Belly fat is not just a problem because it can look bad.
In fact, having lots of fat in the abdominal area is strongly linked to diseases like type 2 diabetes and heart disease.
For this reason, losing belly fat has massive benefits for your health and can help you live longer.
Belly fat is usually estimated by measuring the circumference around your waist. This can easily be done at home with a simple tape measure.
Anything above 40 inches (102 cm) in men and 35 inches (88 cm) in women is known as abdominal obesity.
If you have a lot of excess fat around your waistline, then you should take some steps to get rid of it even if you’re not very heavy overall.

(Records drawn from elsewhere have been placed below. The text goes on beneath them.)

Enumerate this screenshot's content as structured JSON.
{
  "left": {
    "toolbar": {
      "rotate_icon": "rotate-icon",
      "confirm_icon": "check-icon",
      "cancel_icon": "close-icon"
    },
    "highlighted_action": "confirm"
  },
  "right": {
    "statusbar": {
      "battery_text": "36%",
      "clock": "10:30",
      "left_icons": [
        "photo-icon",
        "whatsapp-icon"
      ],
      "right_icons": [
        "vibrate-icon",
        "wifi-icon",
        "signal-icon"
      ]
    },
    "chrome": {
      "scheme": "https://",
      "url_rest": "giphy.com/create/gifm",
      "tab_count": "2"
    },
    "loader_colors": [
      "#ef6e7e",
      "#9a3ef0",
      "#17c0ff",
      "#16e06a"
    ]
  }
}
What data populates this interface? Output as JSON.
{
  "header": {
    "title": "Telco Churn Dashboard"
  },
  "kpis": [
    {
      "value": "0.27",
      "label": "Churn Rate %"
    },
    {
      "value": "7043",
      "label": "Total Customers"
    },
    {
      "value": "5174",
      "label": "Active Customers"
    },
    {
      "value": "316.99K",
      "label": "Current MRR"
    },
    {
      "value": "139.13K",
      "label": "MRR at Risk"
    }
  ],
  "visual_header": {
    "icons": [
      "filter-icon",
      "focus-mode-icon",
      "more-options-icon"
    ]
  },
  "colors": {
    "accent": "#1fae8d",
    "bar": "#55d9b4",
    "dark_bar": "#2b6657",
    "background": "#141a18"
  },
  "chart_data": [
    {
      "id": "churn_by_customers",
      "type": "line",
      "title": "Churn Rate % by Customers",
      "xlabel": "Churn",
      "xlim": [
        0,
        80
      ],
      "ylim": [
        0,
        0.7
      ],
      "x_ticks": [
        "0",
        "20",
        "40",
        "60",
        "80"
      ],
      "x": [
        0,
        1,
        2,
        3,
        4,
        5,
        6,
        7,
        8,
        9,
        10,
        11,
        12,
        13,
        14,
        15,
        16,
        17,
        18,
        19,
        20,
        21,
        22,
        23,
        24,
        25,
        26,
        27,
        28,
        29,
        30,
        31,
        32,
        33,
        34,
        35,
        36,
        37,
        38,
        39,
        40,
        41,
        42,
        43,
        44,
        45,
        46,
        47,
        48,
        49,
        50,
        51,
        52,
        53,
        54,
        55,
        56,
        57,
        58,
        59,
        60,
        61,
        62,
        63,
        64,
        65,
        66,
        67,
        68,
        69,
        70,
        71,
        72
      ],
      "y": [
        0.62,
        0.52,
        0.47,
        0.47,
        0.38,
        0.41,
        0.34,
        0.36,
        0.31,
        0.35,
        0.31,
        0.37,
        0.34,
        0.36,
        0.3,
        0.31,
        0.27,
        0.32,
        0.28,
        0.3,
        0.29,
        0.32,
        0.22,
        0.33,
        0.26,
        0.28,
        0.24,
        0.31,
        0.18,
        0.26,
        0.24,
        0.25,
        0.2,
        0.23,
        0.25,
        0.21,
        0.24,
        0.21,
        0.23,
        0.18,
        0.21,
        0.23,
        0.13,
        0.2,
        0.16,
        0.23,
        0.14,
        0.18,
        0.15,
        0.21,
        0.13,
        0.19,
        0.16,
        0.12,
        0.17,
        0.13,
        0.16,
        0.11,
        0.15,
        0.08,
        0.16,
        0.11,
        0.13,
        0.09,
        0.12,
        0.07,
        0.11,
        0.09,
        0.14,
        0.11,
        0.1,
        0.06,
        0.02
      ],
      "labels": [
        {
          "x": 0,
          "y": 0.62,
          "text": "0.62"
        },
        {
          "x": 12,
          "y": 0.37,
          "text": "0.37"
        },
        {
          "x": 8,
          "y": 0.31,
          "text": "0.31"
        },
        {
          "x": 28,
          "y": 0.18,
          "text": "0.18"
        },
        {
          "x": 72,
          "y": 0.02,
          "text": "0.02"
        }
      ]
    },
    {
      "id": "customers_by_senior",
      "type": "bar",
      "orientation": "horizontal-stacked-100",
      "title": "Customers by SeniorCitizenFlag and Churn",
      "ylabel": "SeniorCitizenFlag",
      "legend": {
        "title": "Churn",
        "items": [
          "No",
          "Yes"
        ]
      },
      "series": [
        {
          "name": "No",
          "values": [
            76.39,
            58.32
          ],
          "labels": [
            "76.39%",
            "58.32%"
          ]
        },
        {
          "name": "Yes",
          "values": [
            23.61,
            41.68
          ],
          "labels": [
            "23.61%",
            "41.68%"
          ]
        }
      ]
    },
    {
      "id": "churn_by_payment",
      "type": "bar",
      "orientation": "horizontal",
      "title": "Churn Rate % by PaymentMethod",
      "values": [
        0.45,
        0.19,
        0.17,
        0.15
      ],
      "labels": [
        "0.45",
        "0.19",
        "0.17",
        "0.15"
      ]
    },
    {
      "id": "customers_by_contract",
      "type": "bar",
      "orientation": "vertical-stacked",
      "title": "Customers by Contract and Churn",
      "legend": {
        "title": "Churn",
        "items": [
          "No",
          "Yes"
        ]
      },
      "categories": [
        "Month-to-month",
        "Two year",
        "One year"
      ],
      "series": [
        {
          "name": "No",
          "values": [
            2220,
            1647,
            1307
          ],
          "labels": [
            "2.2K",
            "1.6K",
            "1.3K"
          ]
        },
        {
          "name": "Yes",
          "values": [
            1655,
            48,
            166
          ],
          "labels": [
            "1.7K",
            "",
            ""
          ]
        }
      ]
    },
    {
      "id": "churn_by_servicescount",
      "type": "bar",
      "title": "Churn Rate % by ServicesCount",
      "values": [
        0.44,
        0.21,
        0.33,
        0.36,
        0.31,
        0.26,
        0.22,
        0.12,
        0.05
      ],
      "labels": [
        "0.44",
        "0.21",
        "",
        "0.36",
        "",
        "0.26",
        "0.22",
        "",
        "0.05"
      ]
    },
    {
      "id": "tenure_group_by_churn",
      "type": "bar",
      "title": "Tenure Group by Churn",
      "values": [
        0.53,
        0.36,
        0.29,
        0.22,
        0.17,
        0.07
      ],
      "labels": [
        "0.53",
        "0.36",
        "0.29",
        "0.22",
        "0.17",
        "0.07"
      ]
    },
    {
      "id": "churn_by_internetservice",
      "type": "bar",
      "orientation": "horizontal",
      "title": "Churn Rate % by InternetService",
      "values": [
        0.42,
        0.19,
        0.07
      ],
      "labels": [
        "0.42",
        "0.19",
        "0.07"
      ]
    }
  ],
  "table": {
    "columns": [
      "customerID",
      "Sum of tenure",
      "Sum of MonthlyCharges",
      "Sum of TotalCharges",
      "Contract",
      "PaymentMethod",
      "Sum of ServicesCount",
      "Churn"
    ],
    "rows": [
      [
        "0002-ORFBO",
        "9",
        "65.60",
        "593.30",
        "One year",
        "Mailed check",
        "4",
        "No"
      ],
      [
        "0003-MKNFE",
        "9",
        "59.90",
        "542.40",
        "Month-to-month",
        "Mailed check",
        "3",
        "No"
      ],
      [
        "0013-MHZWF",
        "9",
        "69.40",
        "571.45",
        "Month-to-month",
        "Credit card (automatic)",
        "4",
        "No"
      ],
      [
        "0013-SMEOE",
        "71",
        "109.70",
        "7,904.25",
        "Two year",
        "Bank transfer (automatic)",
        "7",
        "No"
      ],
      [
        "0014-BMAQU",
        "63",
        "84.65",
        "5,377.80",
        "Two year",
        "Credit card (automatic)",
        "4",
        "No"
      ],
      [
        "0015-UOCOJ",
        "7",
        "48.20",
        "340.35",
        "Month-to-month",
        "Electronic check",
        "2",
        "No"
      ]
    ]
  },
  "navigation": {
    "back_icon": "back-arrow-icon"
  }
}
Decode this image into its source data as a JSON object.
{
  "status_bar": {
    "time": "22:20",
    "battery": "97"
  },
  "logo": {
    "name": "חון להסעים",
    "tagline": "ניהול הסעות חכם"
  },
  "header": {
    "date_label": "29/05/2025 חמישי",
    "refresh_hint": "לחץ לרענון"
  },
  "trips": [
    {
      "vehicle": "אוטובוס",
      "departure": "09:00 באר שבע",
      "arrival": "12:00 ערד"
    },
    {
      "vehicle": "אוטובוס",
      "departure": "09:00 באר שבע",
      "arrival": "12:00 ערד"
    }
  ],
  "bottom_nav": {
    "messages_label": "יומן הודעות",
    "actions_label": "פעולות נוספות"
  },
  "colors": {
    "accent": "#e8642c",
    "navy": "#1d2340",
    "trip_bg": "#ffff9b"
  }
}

Fortunately, there are a few proven strategies that have been shown to target the fat in the belly area more than other areas of the body.
Here are 6 evidence-based ways to lose belly fat.
1. Don’t eat sugar and avoid sugar-sweetened drinks
Added sugar is very unhealthy.
Studies show that it has uniquely harmful effects on metabolic health.
Sugar is half glucose, half fructose, and fructose can only be metabolized by the liver in significant amounts.
When you eat a lot of added sugar, the liver gets overloaded with fructose and is forced to turn it into fat.
Numerous studies have shown that excess sugar, mostly due to the large amounts of fructose, can lead to increased accumulation of fat in the belly and liver.
Some believe that this is the primary mechanism behind sugar’s harmful effects on health. It increases belly fat and liver fat, which leads to insulin resistance and a host of metabolic problems.
Liquid sugar is even worse in this regard. Liquid calories don’t get “registered” by the brain in the same way as solid calories, so when you drink sugar-sweetened beverages, you end up eating more total calories.
Studies show that sugar-sweetened beverages are linked to a 60% increased risk of obesity in children, for each daily serving.
Make a decision to minimize the amount of sugar in your diet, and consider completely eliminating sugary drinks.
This includes sugar-sweetened beverages, sugary sodas, fruit juices and various high-sugar sports drinks.
Keep in mind that none of this applies to whole fruit, which are extremely healthy and have plenty of fiber that mitigates the negative effects of fructose.
The amount of fructose you get from fruit is negligible compared to what you get from a diet high in refined sugar.
If you want to cut back on refined sugar, then you must start reading labels. Even foods marketed as health foods can contain huge amounts of sugar.